Monday, December 7, 2009
Lisa Hish - Newsletter 2009
Health & Sustainable Lifestyle
This was a quiet year for the health department at the school.
We discontinued both the monthly health class on seasonal living and physical care as well as the 5 element review included during most of Elizabeth’s seminars. We found that people are overwhelmed with scheduling obligations as the result of the changing economy. Even though there was no charge for this class for ongoing students, students’ schedules seemed full and attendance dropped. We will reinstitute this class when there is once again a demand.
Because the Health portion of the Sustainable Lifestyle was temporarily put on hold, this allowed us to focus our efforts elsewhere, and a new department was formed. We created an environmental arm to the school, which can be found under Sustainable Return on the website, divided into four categories: Water, Air, Land, and Lifestyle. It has a dual function of increasing awareness and creating a format for Tai Chi and Qigong students to jointly volunteer for environmental causes in the name of the school.
We formed a volunteer group of four in Chicago: Sas, Elizabeth, Christine and myself. In addition, we now have Rob Wittig as our Minnesota branch! Sas recently volunteered at the Alliance for the Great Lakes. For those of you who don’t know, water shortages will be one of our biggest concerns in the near future.
B.T.W. Elizabeth say's that the rain barrel went two weeks empty due to the lack of rainfall!
Elizabeth and 6 other Tai Chi’ers did a short video called 350 Breaths for 350.org, an organization focused on bringing awareness to global warming and the amount of carbon dioxide in our atmosphere, which is currently at 387ppm. 350ppm is what we need to return to in order to arrest global warming. That video was then re- posted on the 350.org website on October 24, 2009 as part of the International Day of Climate Action. A day where people came together during 5200 events in 181 countries for the most widespread day of environmental action in the planet's history. It was a documented protest with the goals of raising awareness and bringing pressure on the UN Climate Negotiations in Copenhagen taking place this month.
Elizabeth and Don Tomei also had a booth at Chicago’s Carbon Day where they promoted the low environmental impact that both Tai Chi and Qigong have on our planet. A video of that day will soon become available on our YouTube page.
My major contribution for the year was an experiment in Backyard Beekeeping. The hive(s) are currently kept on Grace Street, but are officially Tai Chi Center bees and may have pollinated the flowers on the Lexie Bruce patio garden this summer (see bee trail on the website). Did you know the little buggers travel 3 miles from their hive in search of pollen?
The remaining hive of sweet, Italian honeybees has been winterized and is ready for the cold.
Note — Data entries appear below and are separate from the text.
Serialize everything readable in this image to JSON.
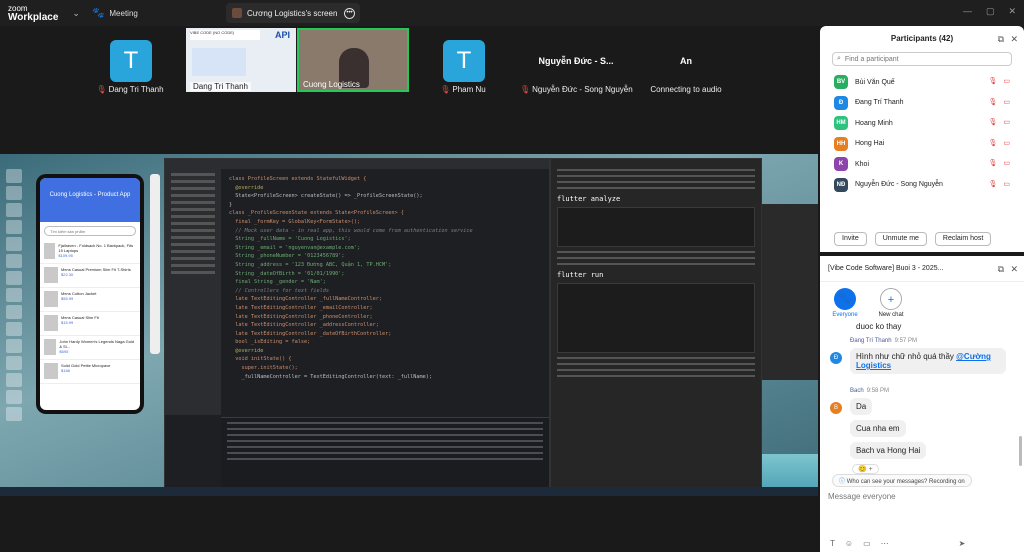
{
  "topbar": {
    "brand_top": "zoom",
    "brand_bottom": "Workplace",
    "meeting_label": "Meeting",
    "share_tab_label": "Cương Logistics's screen"
  },
  "gallery": {
    "tiles": [
      {
        "initial": "T",
        "name": "Dang Tri Thanh"
      },
      {
        "initial": "T",
        "name": "Pham Nu"
      }
    ],
    "video_tiles": [
      {
        "name": "Dang Tri Thanh",
        "banner": "VIBE CODE (NO CODE)",
        "api_text": "API"
      },
      {
        "name": "Cuong Logistics"
      }
    ],
    "name_tiles": [
      {
        "big": "Nguyễn Đức - S...",
        "small": "Nguyễn Đức - Song Nguyễn"
      },
      {
        "big": "An",
        "small": "Connecting to audio"
      }
    ]
  },
  "shared_screen": {
    "phone": {
      "title": "Cuong Logistics - Product App",
      "search_placeholder": "Tìm kiếm sản phẩm",
      "items": [
        {
          "name": "Fjallraven - Foldsack No. 1 Backpack, Fits 15 Laptops",
          "price": "$109.95"
        },
        {
          "name": "Mens Casual Premium Slim Fit T-Shirts",
          "price": "$22.30"
        },
        {
          "name": "Mens Cotton Jacket",
          "price": "$55.99"
        },
        {
          "name": "Mens Casual Slim Fit",
          "price": "$15.99"
        },
        {
          "name": "John Hardy Women's Legends Naga Gold & Si...",
          "price": "$695"
        },
        {
          "name": "Solid Gold Petite Micropave",
          "price": "$168"
        }
      ]
    },
    "code_lines": [
      "class ProfileScreen extends StatefulWidget {",
      "  @override",
      "  State<ProfileScreen> createState() => _ProfileScreenState();",
      "}",
      "",
      "class _ProfileScreenState extends State<ProfileScreen> {",
      "  final _formKey = GlobalKey<FormState>();",
      "",
      "  // Mock user data - in real app, this would come from authentication service",
      "  String _fullName = 'Cuong Logistics';",
      "  String _email = 'nguyenvan@example.com';",
      "  String _phoneNumber = '0123456789';",
      "  String _address = '123 Đường ABC, Quận 1, TP.HCM';",
      "  String _dateOfBirth = '01/01/1990';",
      "  final String _gender = 'Nam';",
      "",
      "  // Controllers for text fields",
      "  late TextEditingController _fullNameController;",
      "  late TextEditingController _emailController;",
      "  late TextEditingController _phoneController;",
      "  late TextEditingController _addressController;",
      "  late TextEditingController _dateOfBirthController;",
      "",
      "  bool _isEditing = false;",
      "",
      "  @override",
      "  void initState() {",
      "    super.initState();",
      "    _fullNameController = TextEditingController(text: _fullName);"
    ],
    "chat_commands": [
      "flutter analyze",
      "flutter run"
    ]
  },
  "participants": {
    "title": "Participants (42)",
    "search_placeholder": "Find a participant",
    "list": [
      {
        "initials": "BV",
        "name": "Bùi Văn Quế",
        "color": "#27ae60",
        "icons": "mic-off video-off"
      },
      {
        "initials": "Đ",
        "name": "Đang Trí Thanh",
        "color": "#1e88e5",
        "icons": "mic-off video-off"
      },
      {
        "initials": "HM",
        "name": "Hoang Minh",
        "color": "#2ec27e",
        "icons": "mic-off video-off"
      },
      {
        "initials": "HH",
        "name": "Hong Hai",
        "color": "#e67e22",
        "icons": "mic-off video-off"
      },
      {
        "initials": "K",
        "name": "Khoi",
        "color": "#8e44ad",
        "icons": "mic-off video-off"
      },
      {
        "initials": "NĐ",
        "name": "Nguyễn Đức - Song Nguyễn",
        "color": "#34495e",
        "icons": "mic-off video-off"
      }
    ],
    "buttons": {
      "invite": "Invite",
      "unmute_me": "Unmute me",
      "reclaim_host": "Reclaim host"
    }
  },
  "chat": {
    "title": "[Vibe Code Software] Buoi 3 - 2025...",
    "tabs": [
      {
        "label": "Everyone"
      },
      {
        "label": "New chat"
      }
    ],
    "messages": [
      {
        "text": "duoc ko thay"
      },
      {
        "sender": "Đang Trí Thanh",
        "time": "9:57 PM",
        "initial": "Đ",
        "text_prefix": "Hình như chữ nhỏ quá thầy ",
        "mention": "@Cường Logistics"
      },
      {
        "sender": "Bach",
        "time": "9:58 PM",
        "initial": "B",
        "text": "Da"
      },
      {
        "text": "Cua nha em"
      },
      {
        "text": "Bach va Hong Hai"
      }
    ],
    "reaction": "😊",
    "notice_text": "Who can see your messages? Recording on",
    "compose_placeholder": "Message everyone"
  },
  "colors": {
    "zoom_blue": "#0e71eb",
    "avatar_blue": "#2aa5dc",
    "active_speaker": "#27c85a",
    "muted_red": "#e03c3c"
  }
}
They are wind-sheltered (between the garage wall and 7 foot fence on two sides), insulated for warmth, and have a moisture-averting device to keep them from becoming damp from their own respiration.
From what I have read, they will attempt to form a small ball o’ bees, with the outside bees slowly migrating to the center, the inside bees migrating outward, and all of them flapping their wings to maintain a core temperature of 95 degrees near the queen (think penguins).
We left all of their honey in the hive (about 80 lbs), which they will pass along from bee to bee, choosing the type of honey based upon the medicinal needs of the bees. They still have access to the outdoors to fly on warmer days, giving them the opportunity to shake off any mites or illness they may have accumulated.
So we kicked off backyard farming with the bees. Next we will consider a bat house which will then cover both the day night pollinators. I have also begun research on chickens… Names being; Agnes, Fern, Gertrude, Hazel. Check out www.omelet.us and www.madcitychickens.com
Next upcoming event is a “burn” at Angelic Organics, date TBA, conducted by two Tai Chi’ers, Laurel Ross, and Stuart Goldman of the Field Museum, and coordinated by John Diversey, a Tai Chi alumnus, on his prairieland project at the farm.
Elizabeth and I gave a lecture to the St. Ben’s Garden Club in February on Sustainable Gardening. OF course, we could not color in the lines, so we expanded it into “The Greening of St. Ben’s, a Sustainable Lifestyle.” In truth the two cannot be separated.
Pollinators: Day pollinators: bees; night pollinators: bats
Colony Collapse Disorder: The negative effects of dryer sheet use
Dark Skies: Light pollution and its negative effect on bat populations, wildlife, plant life and human health
Soil nourishment: Biodynamic, organic nourishment of the soil (instead of fertilizer use)
Pesticides and genetically engineered plants: Trees providing our oxygen needs
Global Warming: Basics including the breaking apart of the Arctic shelf
Moss: A lawn alternative that holds both moisture and topsoil
Winter sidewalk management: Sand vs. salt
We asked them to consider doing one thing differently in their gardening this year and now ask the same of you!